#### EXERCISE:
Set down all the records below, word for word.
*** EXERCISE INPUTS ***
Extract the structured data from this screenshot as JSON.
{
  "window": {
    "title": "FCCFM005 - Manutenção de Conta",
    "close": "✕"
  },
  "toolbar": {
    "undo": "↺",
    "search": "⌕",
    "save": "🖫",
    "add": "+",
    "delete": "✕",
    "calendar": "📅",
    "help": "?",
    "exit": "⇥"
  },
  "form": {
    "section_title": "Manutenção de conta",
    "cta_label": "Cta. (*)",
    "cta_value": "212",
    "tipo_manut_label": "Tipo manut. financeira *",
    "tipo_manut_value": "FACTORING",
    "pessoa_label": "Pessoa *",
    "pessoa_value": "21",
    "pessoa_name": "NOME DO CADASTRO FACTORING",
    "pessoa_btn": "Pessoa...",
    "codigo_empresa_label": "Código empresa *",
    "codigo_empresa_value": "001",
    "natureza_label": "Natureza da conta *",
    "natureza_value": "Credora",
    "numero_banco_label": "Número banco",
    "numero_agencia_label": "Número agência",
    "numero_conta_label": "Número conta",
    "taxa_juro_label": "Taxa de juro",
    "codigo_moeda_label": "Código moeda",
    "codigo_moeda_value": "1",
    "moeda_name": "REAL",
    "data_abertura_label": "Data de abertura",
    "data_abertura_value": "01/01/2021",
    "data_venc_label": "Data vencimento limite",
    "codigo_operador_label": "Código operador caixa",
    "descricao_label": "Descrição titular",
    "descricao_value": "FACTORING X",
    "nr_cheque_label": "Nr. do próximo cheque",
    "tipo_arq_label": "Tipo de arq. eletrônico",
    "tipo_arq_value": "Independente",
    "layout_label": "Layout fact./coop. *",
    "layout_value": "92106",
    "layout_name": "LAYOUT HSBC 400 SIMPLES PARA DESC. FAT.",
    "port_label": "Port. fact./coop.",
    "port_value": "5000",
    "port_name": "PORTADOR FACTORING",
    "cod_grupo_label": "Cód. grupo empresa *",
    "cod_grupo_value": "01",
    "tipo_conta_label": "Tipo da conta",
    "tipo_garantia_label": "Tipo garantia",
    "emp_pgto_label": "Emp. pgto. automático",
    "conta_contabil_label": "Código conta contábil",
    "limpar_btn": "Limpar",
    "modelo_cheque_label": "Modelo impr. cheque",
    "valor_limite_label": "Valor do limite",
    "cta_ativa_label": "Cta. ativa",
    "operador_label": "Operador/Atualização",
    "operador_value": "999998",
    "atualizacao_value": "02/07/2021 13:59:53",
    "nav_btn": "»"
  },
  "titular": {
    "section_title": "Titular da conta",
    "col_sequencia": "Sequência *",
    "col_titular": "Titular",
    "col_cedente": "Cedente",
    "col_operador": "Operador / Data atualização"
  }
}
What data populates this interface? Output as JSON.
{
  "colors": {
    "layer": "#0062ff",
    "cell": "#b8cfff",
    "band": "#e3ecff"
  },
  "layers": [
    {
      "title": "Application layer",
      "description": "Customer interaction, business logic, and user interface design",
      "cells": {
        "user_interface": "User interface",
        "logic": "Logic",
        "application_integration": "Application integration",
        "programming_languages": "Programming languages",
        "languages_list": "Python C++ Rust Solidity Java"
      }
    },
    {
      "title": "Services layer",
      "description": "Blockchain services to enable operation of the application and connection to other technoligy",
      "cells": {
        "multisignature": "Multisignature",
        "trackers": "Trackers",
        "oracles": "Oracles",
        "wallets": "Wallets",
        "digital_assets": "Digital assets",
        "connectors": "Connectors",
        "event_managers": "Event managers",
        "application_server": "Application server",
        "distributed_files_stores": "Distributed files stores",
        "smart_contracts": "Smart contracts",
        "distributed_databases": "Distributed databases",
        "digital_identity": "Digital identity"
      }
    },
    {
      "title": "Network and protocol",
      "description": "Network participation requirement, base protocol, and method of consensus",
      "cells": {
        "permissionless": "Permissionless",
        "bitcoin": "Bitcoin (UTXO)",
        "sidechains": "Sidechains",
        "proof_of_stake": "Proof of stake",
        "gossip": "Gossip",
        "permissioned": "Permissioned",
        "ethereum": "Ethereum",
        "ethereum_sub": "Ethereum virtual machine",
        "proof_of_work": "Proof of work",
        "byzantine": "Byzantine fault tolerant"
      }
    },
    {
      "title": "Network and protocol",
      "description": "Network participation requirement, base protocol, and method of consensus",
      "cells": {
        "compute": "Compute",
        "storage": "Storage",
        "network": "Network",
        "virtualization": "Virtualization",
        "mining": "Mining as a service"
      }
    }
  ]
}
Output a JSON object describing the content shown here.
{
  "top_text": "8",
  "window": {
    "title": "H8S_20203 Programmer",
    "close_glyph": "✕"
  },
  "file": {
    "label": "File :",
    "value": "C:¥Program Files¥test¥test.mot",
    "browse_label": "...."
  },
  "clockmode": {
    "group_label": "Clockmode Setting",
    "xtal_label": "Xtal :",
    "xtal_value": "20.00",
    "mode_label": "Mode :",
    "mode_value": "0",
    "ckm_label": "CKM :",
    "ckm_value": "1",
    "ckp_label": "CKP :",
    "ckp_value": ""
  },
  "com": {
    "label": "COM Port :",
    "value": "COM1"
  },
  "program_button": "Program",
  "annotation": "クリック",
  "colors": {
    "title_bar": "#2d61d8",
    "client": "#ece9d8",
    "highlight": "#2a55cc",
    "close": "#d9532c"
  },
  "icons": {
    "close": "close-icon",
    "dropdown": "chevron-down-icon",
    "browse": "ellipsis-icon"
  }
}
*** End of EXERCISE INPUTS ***
#### SOLUTION:
Extract the structured data from this screenshot as JSON.
{
  "window": {
    "title": "FCCFM005 - Manutenção de Conta",
    "close": "✕"
  },
  "toolbar": {
    "undo": "↺",
    "search": "⌕",
    "save": "🖫",
    "add": "+",
    "delete": "✕",
    "calendar": "📅",
    "help": "?",
    "exit": "⇥"
  },
  "form": {
    "section_title": "Manutenção de conta",
    "cta_label": "Cta. (*)",
    "cta_value": "212",
    "tipo_manut_label": "Tipo manut. financeira *",
    "tipo_manut_value": "FACTORING",
    "pessoa_label": "Pessoa *",
    "pessoa_value": "21",
    "pessoa_name": "NOME DO CADASTRO FACTORING",
    "pessoa_btn": "Pessoa...",
    "codigo_empresa_label": "Código empresa *",
    "codigo_empresa_value": "001",
    "natureza_label": "Natureza da conta *",
    "natureza_value": "Credora",
    "numero_banco_label": "Número banco",
    "numero_agencia_label": "Número agência",
    "numero_conta_label": "Número conta",
    "taxa_juro_label": "Taxa de juro",
    "codigo_moeda_label": "Código moeda",
    "codigo_moeda_value": "1",
    "moeda_name": "REAL",
    "data_abertura_label": "Data de abertura",
    "data_abertura_value": "01/01/2021",
    "data_venc_label": "Data vencimento limite",
    "codigo_operador_label": "Código operador caixa",
    "descricao_label": "Descrição titular",
    "descricao_value": "FACTORING X",
    "nr_cheque_label": "Nr. do próximo cheque",
    "tipo_arq_label": "Tipo de arq. eletrônico",
    "tipo_arq_value": "Independente",
    "layout_label": "Layout fact./coop. *",
    "layout_value": "92106",
    "layout_name": "LAYOUT HSBC 400 SIMPLES PARA DESC. FAT.",
    "port_label": "Port. fact./coop.",
    "port_value": "5000",
    "port_name": "PORTADOR FACTORING",
    "cod_grupo_label": "Cód. grupo empresa *",
    "cod_grupo_value": "01",
    "tipo_conta_label": "Tipo da conta",
    "tipo_garantia_label": "Tipo garantia",
    "emp_pgto_label": "Emp. pgto. automático",
    "conta_contabil_label": "Código conta contábil",
    "limpar_btn": "Limpar",
    "modelo_cheque_label": "Modelo impr. cheque",
    "valor_limite_label": "Valor do limite",
    "cta_ativa_label": "Cta. ativa",
    "operador_label": "Operador/Atualização",
    "operador_value": "999998",
    "atualizacao_value": "02/07/2021 13:59:53",
    "nav_btn": "»"
  },
  "titular": {
    "section_title": "Titular da conta",
    "col_sequencia": "Sequência *",
    "col_titular": "Titular",
    "col_cedente": "Cedente",
    "col_operador": "Operador / Data atualização"
  }
}
What data populates this interface? Output as JSON.
{
  "colors": {
    "layer": "#0062ff",
    "cell": "#b8cfff",
    "band": "#e3ecff"
  },
  "layers": [
    {
      "title": "Application layer",
      "description": "Customer interaction, business logic, and user interface design",
      "cells": {
        "user_interface": "User interface",
        "logic": "Logic",
        "application_integration": "Application integration",
        "programming_languages": "Programming languages",
        "languages_list": "Python C++ Rust Solidity Java"
      }
    },
    {
      "title": "Services layer",
      "description": "Blockchain services to enable operation of the application and connection to other technoligy",
      "cells": {
        "multisignature": "Multisignature",
        "trackers": "Trackers",
        "oracles": "Oracles",
        "wallets": "Wallets",
        "digital_assets": "Digital assets",
        "connectors": "Connectors",
        "event_managers": "Event managers",
        "application_server": "Application server",
        "distributed_files_stores": "Distributed files stores",
        "smart_contracts": "Smart contracts",
        "distributed_databases": "Distributed databases",
        "digital_identity": "Digital identity"
      }
    },
    {
      "title": "Network and protocol",
      "description": "Network participation requirement, base protocol, and method of consensus",
      "cells": {
        "permissionless": "Permissionless",
        "bitcoin": "Bitcoin (UTXO)",
        "sidechains": "Sidechains",
        "proof_of_stake": "Proof of stake",
        "gossip": "Gossip",
        "permissioned": "Permissioned",
        "ethereum": "Ethereum",
        "ethereum_sub": "Ethereum virtual machine",
        "proof_of_work": "Proof of work",
        "byzantine": "Byzantine fault tolerant"
      }
    },
    {
      "title": "Network and protocol",
      "description": "Network participation requirement, base protocol, and method of consensus",
      "cells": {
        "compute": "Compute",
        "storage": "Storage",
        "network": "Network",
        "virtualization": "Virtualization",
        "mining": "Mining as a service"
      }
    }
  ]
}
Output a JSON object describing the content shown here.
{
  "top_text": "8",
  "window": {
    "title": "H8S_20203 Programmer",
    "close_glyph": "✕"
  },
  "file": {
    "label": "File :",
    "value": "C:¥Program Files¥test¥test.mot",
    "browse_label": "...."
  },
  "clockmode": {
    "group_label": "Clockmode Setting",
    "xtal_label": "Xtal :",
    "xtal_value": "20.00",
    "mode_label": "Mode :",
    "mode_value": "0",
    "ckm_label": "CKM :",
    "ckm_value": "1",
    "ckp_label": "CKP :",
    "ckp_value": ""
  },
  "com": {
    "label": "COM Port :",
    "value": "COM1"
  },
  "program_button": "Program",
  "annotation": "クリック",
  "colors": {
    "title_bar": "#2d61d8",
    "client": "#ece9d8",
    "highlight": "#2a55cc",
    "close": "#d9532c"
  },
  "icons": {
    "close": "close-icon",
    "dropdown": "chevron-down-icon",
    "browse": "ellipsis-icon"
  }
}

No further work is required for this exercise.